Can women sexually harass men?  Is that even possible?

Back in the summer and into the early autumn of 2000, I was working on a contract in a tech start-up company.  One day, in conversation with a co-worker – a younger man than I but who had been in the workforce for several years – the topic of workplace sexual harassment came up.  He said this to me: “Women sexually harass men all the time.”  He was giving voice to a frustration felt by many men that such female harassment of males is rarely ever discussed, and is thus allowed to continue.  That is a double standard, and it is born out of political correctness.

Last week, we cautioned readers about falling prey to ideological bias.  If you have to filter everything in life through an ideological lens, you will have a distorted perception of reality.  With feminist ideology, men cannot be victims and women cannot be victimizers.  And, per the ideologically driven bias, we must believe women and distrust and disbelieve men whenever and wherever there is a conflict in their stories.  Period.  End of story.

(As we claim to be in a new age of equality, I do not give women a free pass on really anything anymore.  But, that’s just me.  It is easy to respect a woman who, by her behavior, gives evidence of having some self-respect and is living a responsible life.  But, as to those women who are living their lives recklessly and irresponsibly, that is a different matter.)

Let us consider another double standard in the workplace.

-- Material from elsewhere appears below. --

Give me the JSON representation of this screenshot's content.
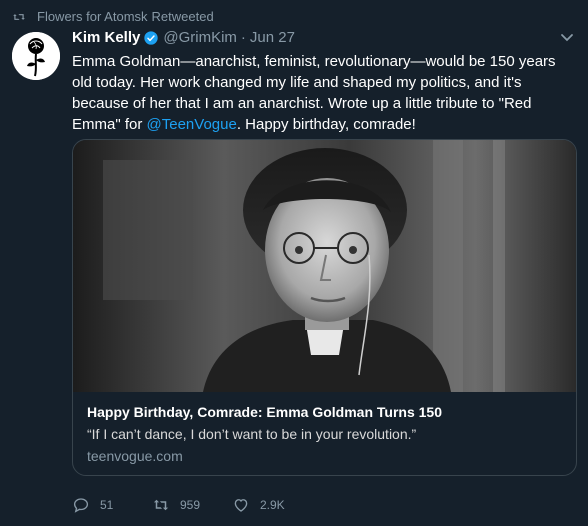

Women are allowed, without censure, to show emotions in the workplace.  But, if men dare show emotions, that is taboo and leads to a loss of respect for them by their peers (co-workers).  If a man gets angry, out of frustration (perhaps from ongoing insults by women), he is seen as acting beyond the boundaries of acceptable workplace behavior, and is not acting like a man should.  Women know this double standard, and they do purposely needle men quite often, and they largely get away with it.  (We must note here that it is not unusual to find that the offending woman has an axe to grind with men, all men, because of past failed relationship(s) with men.)

Real world experience trumps the ideological lens in drawing correct conclusions.

“Down with the patriarchy!  Up with the sisterhood!”



other related thoughts

Having worked with and for a number of women over the years of my working life, I do see the need for, and value of, teamwork for women.  Some women are team players, but many are not yet there.  Team sports for girls in their formative years are a good idea.  Instilling the idea, at an early age, of working together with others towards a shared goal can help women later on in their working lives.

Guys, the answer is not to go gay.  One thing you can do is to look at your own thinking and be on guard against acting contrary to your own best interests out of fear of offending hyper sensitive, emoting “bitchy” females.  Another approach that can work at times is to talk to such problematic women one on one.  Ask her what is bothering her.  Let her know that you know there is an unresolved problem or stressor that she has that really ought to be faced and addressed by her.  (Gently remind her that there are resources available to help her.)  Once you verbally corner a bully with their vulnerability, such a person may not be so quick to bully you in the future.  Of course, this generic advice needs to be tailored to both the individual person and particular situation.

copyright 2018 –